On a beautiful fall day during a vacation to Portland, I was casually scrolling through the notifications on my Instagram feed. Somehow I stumbled upon my follower’s newsfeed for the first time. And the first thing I notice, of course, is the guy I have a crush on had liked a couple of pictures of gorgeous, scantily clad women. My stomach dropped as my insecurities billowed, filling my heart and mind. I don’t look like these women. I will never resemble these women. Since this is the type of woman he likes, I must be undesirable, and completely out of his league.

 

I deal with constant pain in my feet. I have for two years. I’m not able to be as active as I would like. I’m not overweight, nor would I ever claim to be. But cultural standards of beauty have been ingrained in my mind since childhood when I looked at magazines in grocery stores and music videos on MTV. Every pound gained from inactivity due to pain has increased my insecurity to greater depths than I realized. But when I stumbled upon that stupid Instagram feed, my insecurity came to light, and the horridness of my self-hatred reared its ugly head.

 

Looking at pictures of my Instagram feed makes me feel self-conscious. I see areas of my body that are more filled-out than they used to be (including my chin. My chin!). My pants are tighter than ever. My arms have lost the definition I worked so hard to attain three years ago.
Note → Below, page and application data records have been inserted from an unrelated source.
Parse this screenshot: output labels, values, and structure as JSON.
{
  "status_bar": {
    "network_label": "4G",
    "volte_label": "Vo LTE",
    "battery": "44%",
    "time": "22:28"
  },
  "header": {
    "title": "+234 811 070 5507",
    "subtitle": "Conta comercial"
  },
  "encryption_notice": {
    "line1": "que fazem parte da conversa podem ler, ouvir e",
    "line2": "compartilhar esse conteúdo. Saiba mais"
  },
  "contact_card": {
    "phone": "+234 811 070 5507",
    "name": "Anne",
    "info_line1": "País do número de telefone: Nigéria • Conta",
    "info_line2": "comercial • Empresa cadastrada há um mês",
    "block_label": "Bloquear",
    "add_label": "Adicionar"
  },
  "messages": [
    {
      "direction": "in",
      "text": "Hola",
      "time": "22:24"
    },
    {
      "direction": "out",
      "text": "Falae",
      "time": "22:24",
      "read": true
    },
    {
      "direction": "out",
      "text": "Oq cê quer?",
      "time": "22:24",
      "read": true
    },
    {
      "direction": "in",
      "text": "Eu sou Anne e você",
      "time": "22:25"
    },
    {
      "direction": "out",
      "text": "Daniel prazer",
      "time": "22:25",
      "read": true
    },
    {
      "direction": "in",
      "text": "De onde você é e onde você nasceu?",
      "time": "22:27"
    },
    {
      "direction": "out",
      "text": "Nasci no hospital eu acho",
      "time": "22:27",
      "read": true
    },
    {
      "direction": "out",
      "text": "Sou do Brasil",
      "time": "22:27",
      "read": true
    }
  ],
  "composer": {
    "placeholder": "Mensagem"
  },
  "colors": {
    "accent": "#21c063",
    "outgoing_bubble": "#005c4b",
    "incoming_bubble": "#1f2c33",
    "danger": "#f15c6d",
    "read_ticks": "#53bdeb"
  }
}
I’m not where I want to be weight-wise, but more than that, it angers me that I’ve allowed social standards set my definition of beauty, to calculate my value as a woman.

 

I know this man’s actions don’t define me, nor should I hold him to any standard of things he can or can’t like on Instagram. I also wouldn’t say that liking those photos defines his worth. He’s a caring, genuine, kind human being. This self-hatred isn’t about him; it’s about me and my feelings of inadequacy and how quickly those feelings are triggered.

 

While I believe I’m “fearfully and wonderfully made,” my thought patterns reveal I don’t understand it. My lack of confidence in my skin shows that I’m looking for affirmation from others more than God. I’m allowing a circumstance — pain and subsequent disability — to define my value.

 

I long to be a person who isn’t tossed by her circumstances, who’s belief in her worth isn’t set by other’s action, and who sees her value in sickness or health. I don’t know the way forward in reversing these mental patterns. Each day, I try to be honest about these thoughts with others and myself. All I can do is ask God to reveal how he describes me and definitely never look at that newsfeed on Instagram again. I’m trying to find security in who I am; trying to replace the ugliness of cultural beauty standards with the truth of the beauty of all people, no matter their dress size.